- _Task directions_:
Each entry needs to be repeated exactly, with nothing added or removed.

··· Data under study

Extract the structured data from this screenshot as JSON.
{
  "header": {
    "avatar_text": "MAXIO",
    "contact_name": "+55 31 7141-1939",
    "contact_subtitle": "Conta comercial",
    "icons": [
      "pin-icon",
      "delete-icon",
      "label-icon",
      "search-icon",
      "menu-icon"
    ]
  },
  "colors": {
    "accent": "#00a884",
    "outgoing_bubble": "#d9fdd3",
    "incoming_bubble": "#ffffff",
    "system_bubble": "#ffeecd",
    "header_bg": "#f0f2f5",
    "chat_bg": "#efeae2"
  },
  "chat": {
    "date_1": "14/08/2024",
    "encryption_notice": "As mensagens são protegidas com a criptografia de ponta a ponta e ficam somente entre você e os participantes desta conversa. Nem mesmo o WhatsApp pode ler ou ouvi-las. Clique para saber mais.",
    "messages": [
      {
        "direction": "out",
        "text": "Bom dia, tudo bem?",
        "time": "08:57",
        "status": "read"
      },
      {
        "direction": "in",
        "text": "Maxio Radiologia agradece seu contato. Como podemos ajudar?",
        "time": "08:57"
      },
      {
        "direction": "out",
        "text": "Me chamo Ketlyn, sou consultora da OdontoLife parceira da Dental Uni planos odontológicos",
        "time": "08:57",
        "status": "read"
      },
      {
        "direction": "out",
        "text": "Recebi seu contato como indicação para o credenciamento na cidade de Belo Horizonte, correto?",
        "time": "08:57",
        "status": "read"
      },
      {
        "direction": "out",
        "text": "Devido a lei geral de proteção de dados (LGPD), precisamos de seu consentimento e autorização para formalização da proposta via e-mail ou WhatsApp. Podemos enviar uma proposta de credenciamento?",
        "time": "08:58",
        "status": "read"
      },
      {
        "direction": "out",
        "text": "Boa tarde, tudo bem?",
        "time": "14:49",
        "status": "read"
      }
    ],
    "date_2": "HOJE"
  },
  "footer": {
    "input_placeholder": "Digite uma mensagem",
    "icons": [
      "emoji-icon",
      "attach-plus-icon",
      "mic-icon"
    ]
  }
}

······

- _Answer section_:
Extract the structured data from this screenshot as JSON.
{
  "header": {
    "avatar_text": "MAXIO",
    "contact_name": "+55 31 7141-1939",
    "contact_subtitle": "Conta comercial",
    "icons": [
      "pin-icon",
      "delete-icon",
      "label-icon",
      "search-icon",
      "menu-icon"
    ]
  },
  "colors": {
    "accent": "#00a884",
    "outgoing_bubble": "#d9fdd3",
    "incoming_bubble": "#ffffff",
    "system_bubble": "#ffeecd",
    "header_bg": "#f0f2f5",
    "chat_bg": "#efeae2"
  },
  "chat": {
    "date_1": "14/08/2024",
    "encryption_notice": "As mensagens são protegidas com a criptografia de ponta a ponta e ficam somente entre você e os participantes desta conversa. Nem mesmo o WhatsApp pode ler ou ouvi-las. Clique para saber mais.",
    "messages": [
      {
        "direction": "out",
        "text": "Bom dia, tudo bem?",
        "time": "08:57",
        "status": "read"
      },
      {
        "direction": "in",
        "text": "Maxio Radiologia agradece seu contato. Como podemos ajudar?",
        "time": "08:57"
      },
      {
        "direction": "out",
        "text": "Me chamo Ketlyn, sou consultora da OdontoLife parceira da Dental Uni planos odontológicos",
        "time": "08:57",
        "status": "read"
      },
      {
        "direction": "out",
        "text": "Recebi seu contato como indicação para o credenciamento na cidade de Belo Horizonte, correto?",
        "time": "08:57",
        "status": "read"
      },
      {
        "direction": "out",
        "text": "Devido a lei geral de proteção de dados (LGPD), precisamos de seu consentimento e autorização para formalização da proposta via e-mail ou WhatsApp. Podemos enviar uma proposta de credenciamento?",
        "time": "08:58",
        "status": "read"
      },
      {
        "direction": "out",
        "text": "Boa tarde, tudo bem?",
        "time": "14:49",
        "status": "read"
      }
    ],
    "date_2": "HOJE"
  },
  "footer": {
    "input_placeholder": "Digite uma mensagem",
    "icons": [
      "emoji-icon",
      "attach-plus-icon",
      "mic-icon"
    ]
  }
}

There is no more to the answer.